Source data Block Start
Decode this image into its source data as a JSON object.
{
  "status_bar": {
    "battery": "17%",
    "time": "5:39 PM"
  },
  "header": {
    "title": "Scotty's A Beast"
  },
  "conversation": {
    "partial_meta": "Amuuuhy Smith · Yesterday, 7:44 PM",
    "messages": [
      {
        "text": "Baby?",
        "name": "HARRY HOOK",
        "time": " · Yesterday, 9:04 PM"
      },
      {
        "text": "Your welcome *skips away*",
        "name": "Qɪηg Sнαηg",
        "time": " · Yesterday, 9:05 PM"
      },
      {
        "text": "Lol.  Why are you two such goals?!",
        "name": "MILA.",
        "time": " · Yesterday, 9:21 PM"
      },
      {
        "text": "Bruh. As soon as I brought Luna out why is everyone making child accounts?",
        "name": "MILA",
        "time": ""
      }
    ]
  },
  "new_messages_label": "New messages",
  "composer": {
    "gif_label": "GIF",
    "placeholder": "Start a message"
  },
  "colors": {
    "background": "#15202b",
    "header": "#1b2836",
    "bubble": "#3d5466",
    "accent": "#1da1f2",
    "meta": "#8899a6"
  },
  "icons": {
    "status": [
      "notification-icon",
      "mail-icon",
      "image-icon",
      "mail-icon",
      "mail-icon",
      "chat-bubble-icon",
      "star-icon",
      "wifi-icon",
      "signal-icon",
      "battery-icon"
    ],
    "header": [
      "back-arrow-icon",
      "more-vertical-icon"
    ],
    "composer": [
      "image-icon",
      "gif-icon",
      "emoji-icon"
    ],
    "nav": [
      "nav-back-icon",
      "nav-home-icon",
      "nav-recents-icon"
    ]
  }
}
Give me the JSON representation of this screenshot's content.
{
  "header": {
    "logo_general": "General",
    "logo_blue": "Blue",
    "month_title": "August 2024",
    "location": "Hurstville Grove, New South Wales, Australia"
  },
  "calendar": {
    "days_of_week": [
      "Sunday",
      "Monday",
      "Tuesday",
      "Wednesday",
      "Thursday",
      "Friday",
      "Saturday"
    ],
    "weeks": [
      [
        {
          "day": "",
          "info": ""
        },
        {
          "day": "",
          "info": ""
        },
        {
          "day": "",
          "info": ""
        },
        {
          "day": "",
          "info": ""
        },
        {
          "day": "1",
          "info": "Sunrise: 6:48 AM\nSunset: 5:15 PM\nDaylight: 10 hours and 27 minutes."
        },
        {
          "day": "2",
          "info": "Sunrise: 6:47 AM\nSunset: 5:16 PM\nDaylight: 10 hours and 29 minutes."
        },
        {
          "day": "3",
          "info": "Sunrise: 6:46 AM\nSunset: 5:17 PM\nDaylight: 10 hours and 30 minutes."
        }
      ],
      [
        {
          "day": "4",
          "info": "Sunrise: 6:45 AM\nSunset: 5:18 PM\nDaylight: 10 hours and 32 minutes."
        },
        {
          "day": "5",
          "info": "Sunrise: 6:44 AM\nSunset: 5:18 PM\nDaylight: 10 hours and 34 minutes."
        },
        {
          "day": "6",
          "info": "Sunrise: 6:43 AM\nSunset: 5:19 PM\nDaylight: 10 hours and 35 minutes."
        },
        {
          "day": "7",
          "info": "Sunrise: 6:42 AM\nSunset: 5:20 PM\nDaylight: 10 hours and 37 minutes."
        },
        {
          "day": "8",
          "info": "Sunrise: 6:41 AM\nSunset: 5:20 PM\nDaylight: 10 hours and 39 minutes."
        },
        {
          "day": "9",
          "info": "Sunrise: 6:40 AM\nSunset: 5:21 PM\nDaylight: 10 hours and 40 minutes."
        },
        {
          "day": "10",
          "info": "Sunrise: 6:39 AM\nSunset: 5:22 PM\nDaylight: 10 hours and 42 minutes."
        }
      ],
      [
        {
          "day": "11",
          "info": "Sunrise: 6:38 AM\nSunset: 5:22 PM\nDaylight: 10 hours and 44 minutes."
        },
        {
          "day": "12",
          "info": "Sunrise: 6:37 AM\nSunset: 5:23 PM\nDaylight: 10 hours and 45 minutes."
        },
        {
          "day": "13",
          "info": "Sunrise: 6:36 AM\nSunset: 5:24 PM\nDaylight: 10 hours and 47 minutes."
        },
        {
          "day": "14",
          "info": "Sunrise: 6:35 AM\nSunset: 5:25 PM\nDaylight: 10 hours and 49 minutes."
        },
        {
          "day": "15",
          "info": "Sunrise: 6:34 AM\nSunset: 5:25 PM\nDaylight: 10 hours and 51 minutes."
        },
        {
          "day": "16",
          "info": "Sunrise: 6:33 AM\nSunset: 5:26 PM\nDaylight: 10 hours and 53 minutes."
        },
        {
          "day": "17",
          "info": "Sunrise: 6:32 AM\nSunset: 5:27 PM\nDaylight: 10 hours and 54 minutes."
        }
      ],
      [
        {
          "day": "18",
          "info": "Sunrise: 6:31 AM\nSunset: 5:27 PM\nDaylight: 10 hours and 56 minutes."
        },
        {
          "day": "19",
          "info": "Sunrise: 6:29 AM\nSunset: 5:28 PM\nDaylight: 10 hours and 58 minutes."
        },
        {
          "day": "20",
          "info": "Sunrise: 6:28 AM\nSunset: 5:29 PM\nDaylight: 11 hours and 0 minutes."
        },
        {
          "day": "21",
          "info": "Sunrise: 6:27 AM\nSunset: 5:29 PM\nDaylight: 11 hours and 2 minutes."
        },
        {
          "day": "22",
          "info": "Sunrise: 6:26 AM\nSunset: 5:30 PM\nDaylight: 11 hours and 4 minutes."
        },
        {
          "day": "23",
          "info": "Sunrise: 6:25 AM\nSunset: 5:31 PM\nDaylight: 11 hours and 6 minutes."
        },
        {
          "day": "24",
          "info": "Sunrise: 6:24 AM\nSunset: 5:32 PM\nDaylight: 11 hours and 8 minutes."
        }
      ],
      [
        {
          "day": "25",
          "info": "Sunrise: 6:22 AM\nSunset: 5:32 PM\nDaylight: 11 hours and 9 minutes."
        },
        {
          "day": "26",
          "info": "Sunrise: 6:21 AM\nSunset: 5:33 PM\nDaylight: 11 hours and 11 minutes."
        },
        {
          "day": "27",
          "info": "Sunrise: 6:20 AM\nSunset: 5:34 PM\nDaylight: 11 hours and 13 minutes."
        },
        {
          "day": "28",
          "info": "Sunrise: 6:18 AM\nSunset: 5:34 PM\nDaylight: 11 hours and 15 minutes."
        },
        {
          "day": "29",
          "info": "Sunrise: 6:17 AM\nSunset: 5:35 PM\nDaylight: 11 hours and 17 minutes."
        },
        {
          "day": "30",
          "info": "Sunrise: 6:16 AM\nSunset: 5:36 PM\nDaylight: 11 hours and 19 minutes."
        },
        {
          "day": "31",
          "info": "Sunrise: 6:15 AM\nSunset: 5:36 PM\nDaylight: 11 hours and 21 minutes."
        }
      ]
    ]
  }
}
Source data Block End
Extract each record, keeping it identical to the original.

» Problem solution:
Decode this image into its source data as a JSON object.
{
  "status_bar": {
    "battery": "17%",
    "time": "5:39 PM"
  },
  "header": {
    "title": "Scotty's A Beast"
  },
  "conversation": {
    "partial_meta": "Amuuuhy Smith · Yesterday, 7:44 PM",
    "messages": [
      {
        "text": "Baby?",
        "name": "HARRY HOOK",
        "time": " · Yesterday, 9:04 PM"
      },
      {
        "text": "Your welcome *skips away*",
        "name": "Qɪηg Sнαηg",
        "time": " · Yesterday, 9:05 PM"
      },
      {
        "text": "Lol.  Why are you two such goals?!",
        "name": "MILA.",
        "time": " · Yesterday, 9:21 PM"
      },
      {
        "text": "Bruh. As soon as I brought Luna out why is everyone making child accounts?",
        "name": "MILA",
        "time": ""
      }
    ]
  },
  "new_messages_label": "New messages",
  "composer": {
    "gif_label": "GIF",
    "placeholder": "Start a message"
  },
  "colors": {
    "background": "#15202b",
    "header": "#1b2836",
    "bubble": "#3d5466",
    "accent": "#1da1f2",
    "meta": "#8899a6"
  },
  "icons": {
    "status": [
      "notification-icon",
      "mail-icon",
      "image-icon",
      "mail-icon",
      "mail-icon",
      "chat-bubble-icon",
      "star-icon",
      "wifi-icon",
      "signal-icon",
      "battery-icon"
    ],
    "header": [
      "back-arrow-icon",
      "more-vertical-icon"
    ],
    "composer": [
      "image-icon",
      "gif-icon",
      "emoji-icon"
    ],
    "nav": [
      "nav-back-icon",
      "nav-home-icon",
      "nav-recents-icon"
    ]
  }
}
Give me the JSON representation of this screenshot's content.
{
  "header": {
    "logo_general": "General",
    "logo_blue": "Blue",
    "month_title": "August 2024",
    "location": "Hurstville Grove, New South Wales, Australia"
  },
  "calendar": {
    "days_of_week": [
      "Sunday",
      "Monday",
      "Tuesday",
      "Wednesday",
      "Thursday",
      "Friday",
      "Saturday"
    ],
    "weeks": [
      [
        {
          "day": "",
          "info": ""
        },
        {
          "day": "",
          "info": ""
        },
        {
          "day": "",
          "info": ""
        },
        {
          "day": "",
          "info": ""
        },
        {
          "day": "1",
          "info": "Sunrise: 6:48 AM\nSunset: 5:15 PM\nDaylight: 10 hours and 27 minutes."
        },
        {
          "day": "2",
          "info": "Sunrise: 6:47 AM\nSunset: 5:16 PM\nDaylight: 10 hours and 29 minutes."
        },
        {
          "day": "3",
          "info": "Sunrise: 6:46 AM\nSunset: 5:17 PM\nDaylight: 10 hours and 30 minutes."
        }
      ],
      [
        {
          "day": "4",
          "info": "Sunrise: 6:45 AM\nSunset: 5:18 PM\nDaylight: 10 hours and 32 minutes."
        },
        {
          "day": "5",
          "info": "Sunrise: 6:44 AM\nSunset: 5:18 PM\nDaylight: 10 hours and 34 minutes."
        },
        {
          "day": "6",
          "info": "Sunrise: 6:43 AM\nSunset: 5:19 PM\nDaylight: 10 hours and 35 minutes."
        },
        {
          "day": "7",
          "info": "Sunrise: 6:42 AM\nSunset: 5:20 PM\nDaylight: 10 hours and 37 minutes."
        },
        {
          "day": "8",
          "info": "Sunrise: 6:41 AM\nSunset: 5:20 PM\nDaylight: 10 hours and 39 minutes."
        },
        {
          "day": "9",
          "info": "Sunrise: 6:40 AM\nSunset: 5:21 PM\nDaylight: 10 hours and 40 minutes."
        },
        {
          "day": "10",
          "info": "Sunrise: 6:39 AM\nSunset: 5:22 PM\nDaylight: 10 hours and 42 minutes."
        }
      ],
      [
        {
          "day": "11",
          "info": "Sunrise: 6:38 AM\nSunset: 5:22 PM\nDaylight: 10 hours and 44 minutes."
        },
        {
          "day": "12",
          "info": "Sunrise: 6:37 AM\nSunset: 5:23 PM\nDaylight: 10 hours and 45 minutes."
        },
        {
          "day": "13",
          "info": "Sunrise: 6:36 AM\nSunset: 5:24 PM\nDaylight: 10 hours and 47 minutes."
        },
        {
          "day": "14",
          "info": "Sunrise: 6:35 AM\nSunset: 5:25 PM\nDaylight: 10 hours and 49 minutes."
        },
        {
          "day": "15",
          "info": "Sunrise: 6:34 AM\nSunset: 5:25 PM\nDaylight: 10 hours and 51 minutes."
        },
        {
          "day": "16",
          "info": "Sunrise: 6:33 AM\nSunset: 5:26 PM\nDaylight: 10 hours and 53 minutes."
        },
        {
          "day": "17",
          "info": "Sunrise: 6:32 AM\nSunset: 5:27 PM\nDaylight: 10 hours and 54 minutes."
        }
      ],
      [
        {
          "day": "18",
          "info": "Sunrise: 6:31 AM\nSunset: 5:27 PM\nDaylight: 10 hours and 56 minutes."
        },
        {
          "day": "19",
          "info": "Sunrise: 6:29 AM\nSunset: 5:28 PM\nDaylight: 10 hours and 58 minutes."
        },
        {
          "day": "20",
          "info": "Sunrise: 6:28 AM\nSunset: 5:29 PM\nDaylight: 11 hours and 0 minutes."
        },
        {
          "day": "21",
          "info": "Sunrise: 6:27 AM\nSunset: 5:29 PM\nDaylight: 11 hours and 2 minutes."
        },
        {
          "day": "22",
          "info": "Sunrise: 6:26 AM\nSunset: 5:30 PM\nDaylight: 11 hours and 4 minutes."
        },
        {
          "day": "23",
          "info": "Sunrise: 6:25 AM\nSunset: 5:31 PM\nDaylight: 11 hours and 6 minutes."
        },
        {
          "day": "24",
          "info": "Sunrise: 6:24 AM\nSunset: 5:32 PM\nDaylight: 11 hours and 8 minutes."
        }
      ],
      [
        {
          "day": "25",
          "info": "Sunrise: 6:22 AM\nSunset: 5:32 PM\nDaylight: 11 hours and 9 minutes."
        },
        {
          "day": "26",
          "info": "Sunrise: 6:21 AM\nSunset: 5:33 PM\nDaylight: 11 hours and 11 minutes."
        },
        {
          "day": "27",
          "info": "Sunrise: 6:20 AM\nSunset: 5:34 PM\nDaylight: 11 hours and 13 minutes."
        },
        {
          "day": "28",
          "info": "Sunrise: 6:18 AM\nSunset: 5:34 PM\nDaylight: 11 hours and 15 minutes."
        },
        {
          "day": "29",
          "info": "Sunrise: 6:17 AM\nSunset: 5:35 PM\nDaylight: 11 hours and 17 minutes."
        },
        {
          "day": "30",
          "info": "Sunrise: 6:16 AM\nSunset: 5:36 PM\nDaylight: 11 hours and 19 minutes."
        },
        {
          "day": "31",
          "info": "Sunrise: 6:15 AM\nSunset: 5:36 PM\nDaylight: 11 hours and 21 minutes."
        }
      ]
    ]
  }
}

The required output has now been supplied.